Similarly, you could argue that having all applications open and maximized is logical given the limited screen size. Yet, for some, this default makes tracking down open applications difficult. Keeping track of the little arrows on the launcher that indicate an open application is far more finicky than actually viewing the windows. Nor, unlike a workstation desktop, does Ubuntu Netbook remember the last size at which you opened a window; each time an application starts, it opens maximized. In effect, the default behavior for opening application encourages you to open only one application at a time, just so you don't have to spend time floundering through the desktop.
Those who only want to get into their applications will never notice such concerns. But, for those for whom doing things their own way is important, Ubuntu Netbook's efforts to simplify can easily seem like over-regimentation.
Ubuntu Netbook's design assumes that netbooks are used mainly for light computing. Part of this assumption is inherited from the general Ubuntu desktop, whose defaults include panel applets for centralizing social networking.
However, the assumption is also visible in other ways. For instance, the first buttons in the Home view's menu are labeled Web, Music, Photo & Video, and Games. Office is sixth of the eight buttons, Files & Folders seventh, and Get New Apps eighth.
The same priority is shown in the launcher. The most important applications are at the top of the launcher, where the user's eye is likely to fall first: Firefox for browsing, Empathy for messaging, Evolution, and the webcam controller Cheese, and the Rhythmbox music player. Files & Folders, whose main purpose is navigation, is third from the bottom, and office productivity is not even on the launcher at all, but three clicks lower down.
These priorities reflect recent reports about how people are using the Internet -- notice, for example, the placement of messaging in a higher position than email. Personally, I am not sure that a profile of Linux users would show the same priorities, but the point is not that there is anything wrong with these priorities so much as the fact that only one user profile is included in the design philosophy.
If you are a high school or university student, Ubuntu Netbook's design might suit you very well.
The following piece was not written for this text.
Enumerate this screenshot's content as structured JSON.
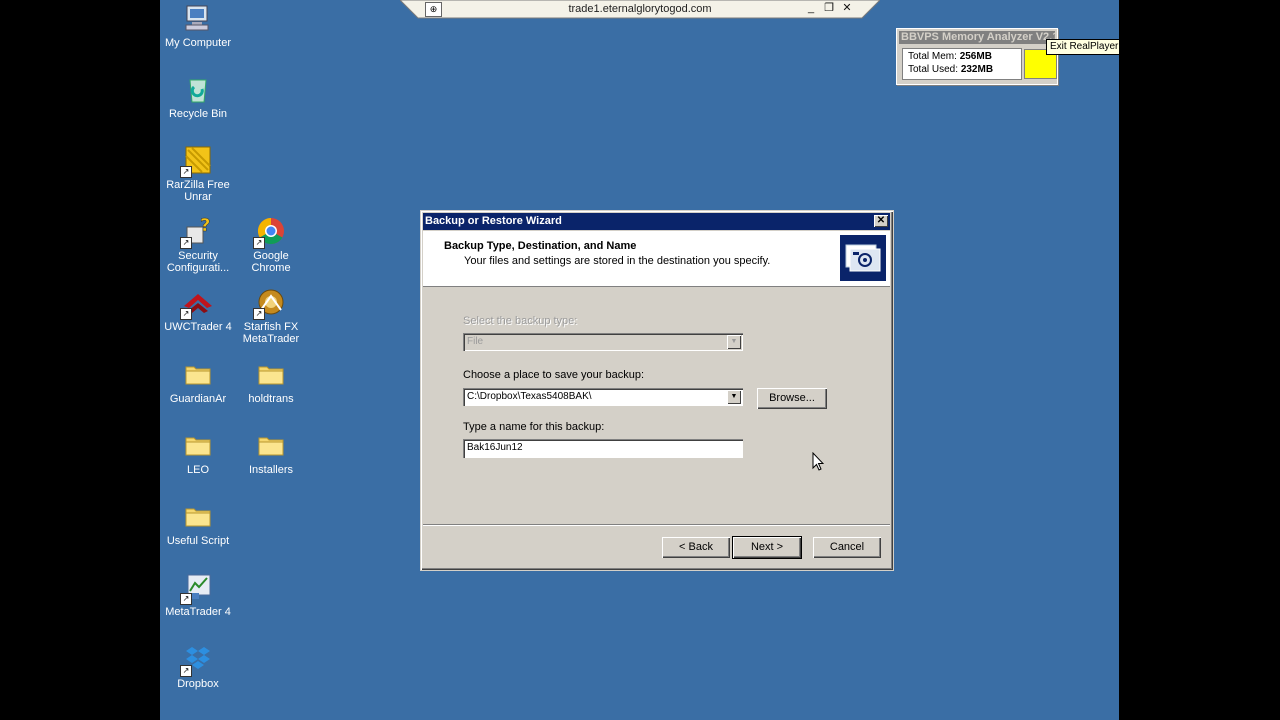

But if you are a business traveler, using your netbook to do some serious work while you wait in the airport, you are probably going to find it less convenient.
In addition to these design assumptions, Ubuntu Netbook has several inconsistencies that, if corrected, would bring it closer to the apparent goals of simplicity and efficiency.
To start with, Ubuntu Netbook is often inconsistent in its naming of buttons. For instance, in the Home view menu, the button for starting a web browser is labeled Web. On the launcher, it is Firefox Web Browser. In the list opened by the Applications button, the name is also Firefox Web Browser, but it is found under Internet. The same is true for other applications, such as Rhythmbox.
Such inconsistency is common on workstation desktops, where usability was an afterthought and tidying continues. But when you are building a desktop from scratch with usability a priority, there is really no excuse for such sloppiness.
In much the same way, buttons on the launcher seem partly color coded, with pastel buttons indicating general applications, and orange and gray buttons system or administrative functions. However, the usage is by no means consistent, and seeing the pattern only leaves you wondering if yellow, blue, or some other color might have a specific meaning, too. Although the launcher does seem to show a half-hearted organization of buttons by function, that does not seem consistent, either. Perhaps dividers that grouped buttons would make the arrangement clearer.